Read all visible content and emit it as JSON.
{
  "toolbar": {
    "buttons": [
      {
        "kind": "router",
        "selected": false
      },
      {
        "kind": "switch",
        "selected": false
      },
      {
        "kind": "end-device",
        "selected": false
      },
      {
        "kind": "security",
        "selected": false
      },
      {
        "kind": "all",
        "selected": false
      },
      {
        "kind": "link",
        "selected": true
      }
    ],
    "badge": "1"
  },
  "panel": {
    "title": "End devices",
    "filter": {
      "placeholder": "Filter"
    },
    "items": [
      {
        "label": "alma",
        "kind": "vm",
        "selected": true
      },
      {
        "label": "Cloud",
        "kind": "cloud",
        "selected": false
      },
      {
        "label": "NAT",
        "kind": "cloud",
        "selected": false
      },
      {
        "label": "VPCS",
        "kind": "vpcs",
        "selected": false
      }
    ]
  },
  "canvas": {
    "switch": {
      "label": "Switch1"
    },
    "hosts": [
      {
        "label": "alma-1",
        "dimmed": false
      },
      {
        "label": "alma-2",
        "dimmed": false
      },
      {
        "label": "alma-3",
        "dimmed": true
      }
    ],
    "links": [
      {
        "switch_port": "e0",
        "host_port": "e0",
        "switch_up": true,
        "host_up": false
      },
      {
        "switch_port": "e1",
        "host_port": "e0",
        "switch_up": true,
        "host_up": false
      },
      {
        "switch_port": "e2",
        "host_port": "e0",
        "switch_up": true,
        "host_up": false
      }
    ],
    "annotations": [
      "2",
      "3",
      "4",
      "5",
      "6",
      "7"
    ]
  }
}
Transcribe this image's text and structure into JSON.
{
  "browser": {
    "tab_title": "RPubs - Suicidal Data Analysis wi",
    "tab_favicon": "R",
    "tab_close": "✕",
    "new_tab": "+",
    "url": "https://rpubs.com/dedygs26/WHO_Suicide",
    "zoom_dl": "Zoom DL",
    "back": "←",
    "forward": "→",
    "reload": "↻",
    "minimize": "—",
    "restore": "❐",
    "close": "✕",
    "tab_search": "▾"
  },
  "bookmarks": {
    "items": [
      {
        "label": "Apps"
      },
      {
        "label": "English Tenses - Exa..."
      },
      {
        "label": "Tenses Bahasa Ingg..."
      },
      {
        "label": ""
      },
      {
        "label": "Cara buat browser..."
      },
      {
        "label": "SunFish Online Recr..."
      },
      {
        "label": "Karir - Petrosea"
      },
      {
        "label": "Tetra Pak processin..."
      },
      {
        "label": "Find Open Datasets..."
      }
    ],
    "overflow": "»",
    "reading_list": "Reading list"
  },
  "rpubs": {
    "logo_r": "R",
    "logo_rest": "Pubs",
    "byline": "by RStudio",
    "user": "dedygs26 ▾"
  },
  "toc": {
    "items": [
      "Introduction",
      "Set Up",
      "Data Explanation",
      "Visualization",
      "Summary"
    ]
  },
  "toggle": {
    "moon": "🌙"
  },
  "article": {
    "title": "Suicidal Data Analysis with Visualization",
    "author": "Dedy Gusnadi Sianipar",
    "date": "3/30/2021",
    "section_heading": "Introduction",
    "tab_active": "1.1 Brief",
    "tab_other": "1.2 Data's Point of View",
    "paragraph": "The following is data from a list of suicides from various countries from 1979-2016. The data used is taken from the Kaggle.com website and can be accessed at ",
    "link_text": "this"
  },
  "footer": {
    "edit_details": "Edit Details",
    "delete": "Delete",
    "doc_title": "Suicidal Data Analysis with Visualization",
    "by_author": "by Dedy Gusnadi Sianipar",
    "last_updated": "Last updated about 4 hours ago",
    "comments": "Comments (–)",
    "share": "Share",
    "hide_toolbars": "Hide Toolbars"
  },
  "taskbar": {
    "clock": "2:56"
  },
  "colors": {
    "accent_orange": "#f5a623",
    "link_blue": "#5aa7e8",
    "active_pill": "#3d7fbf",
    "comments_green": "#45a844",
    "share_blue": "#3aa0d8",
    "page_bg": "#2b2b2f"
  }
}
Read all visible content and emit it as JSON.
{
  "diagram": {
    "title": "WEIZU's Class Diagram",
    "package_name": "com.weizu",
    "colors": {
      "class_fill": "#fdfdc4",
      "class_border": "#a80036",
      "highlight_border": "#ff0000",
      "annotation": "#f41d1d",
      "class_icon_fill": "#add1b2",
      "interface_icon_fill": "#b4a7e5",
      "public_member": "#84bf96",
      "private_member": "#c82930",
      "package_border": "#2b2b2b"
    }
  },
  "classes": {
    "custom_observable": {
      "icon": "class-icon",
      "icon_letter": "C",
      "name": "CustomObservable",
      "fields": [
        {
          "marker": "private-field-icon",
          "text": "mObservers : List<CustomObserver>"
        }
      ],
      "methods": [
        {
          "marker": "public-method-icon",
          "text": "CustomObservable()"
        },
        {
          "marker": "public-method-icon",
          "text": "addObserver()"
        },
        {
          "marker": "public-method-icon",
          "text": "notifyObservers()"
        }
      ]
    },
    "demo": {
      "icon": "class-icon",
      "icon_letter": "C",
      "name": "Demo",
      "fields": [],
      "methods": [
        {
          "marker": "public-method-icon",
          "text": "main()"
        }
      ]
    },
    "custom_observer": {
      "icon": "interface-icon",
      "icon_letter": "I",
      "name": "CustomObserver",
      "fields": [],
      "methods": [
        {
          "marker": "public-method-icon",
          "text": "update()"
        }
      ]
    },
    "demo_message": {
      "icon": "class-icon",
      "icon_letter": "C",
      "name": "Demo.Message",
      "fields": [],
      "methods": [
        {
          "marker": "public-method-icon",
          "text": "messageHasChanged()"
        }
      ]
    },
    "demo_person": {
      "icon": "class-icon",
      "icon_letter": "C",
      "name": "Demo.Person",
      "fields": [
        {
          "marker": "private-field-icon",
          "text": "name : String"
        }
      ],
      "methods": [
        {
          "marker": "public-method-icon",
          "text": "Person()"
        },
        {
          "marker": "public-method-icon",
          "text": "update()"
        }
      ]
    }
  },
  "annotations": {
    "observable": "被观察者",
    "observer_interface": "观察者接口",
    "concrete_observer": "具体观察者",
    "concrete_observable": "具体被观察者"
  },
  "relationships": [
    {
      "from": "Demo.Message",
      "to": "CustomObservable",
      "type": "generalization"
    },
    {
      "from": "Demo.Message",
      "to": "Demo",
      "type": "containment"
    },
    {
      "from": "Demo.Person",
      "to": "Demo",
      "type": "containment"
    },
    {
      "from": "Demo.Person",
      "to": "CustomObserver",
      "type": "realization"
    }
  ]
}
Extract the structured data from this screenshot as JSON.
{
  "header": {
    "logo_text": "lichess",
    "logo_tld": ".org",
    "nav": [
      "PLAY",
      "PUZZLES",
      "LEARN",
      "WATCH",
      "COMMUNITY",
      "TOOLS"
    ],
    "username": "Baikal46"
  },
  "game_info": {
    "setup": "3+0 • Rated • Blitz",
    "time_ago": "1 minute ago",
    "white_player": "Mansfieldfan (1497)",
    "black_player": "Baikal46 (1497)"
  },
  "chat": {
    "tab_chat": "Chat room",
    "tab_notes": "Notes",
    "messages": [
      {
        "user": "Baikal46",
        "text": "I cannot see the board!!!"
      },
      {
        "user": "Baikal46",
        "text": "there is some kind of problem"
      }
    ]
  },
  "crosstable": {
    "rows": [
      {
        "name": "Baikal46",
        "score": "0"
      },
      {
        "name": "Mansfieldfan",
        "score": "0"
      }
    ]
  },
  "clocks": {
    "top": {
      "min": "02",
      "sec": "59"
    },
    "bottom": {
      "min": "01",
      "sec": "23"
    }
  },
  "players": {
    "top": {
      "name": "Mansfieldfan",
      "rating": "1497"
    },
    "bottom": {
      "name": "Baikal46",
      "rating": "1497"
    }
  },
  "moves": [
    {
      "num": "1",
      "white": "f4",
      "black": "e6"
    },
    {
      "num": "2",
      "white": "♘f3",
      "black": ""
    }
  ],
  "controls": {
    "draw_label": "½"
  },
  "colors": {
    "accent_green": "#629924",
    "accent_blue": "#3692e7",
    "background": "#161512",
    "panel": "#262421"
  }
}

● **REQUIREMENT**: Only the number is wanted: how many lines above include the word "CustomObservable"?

● **SOLUTION**: 3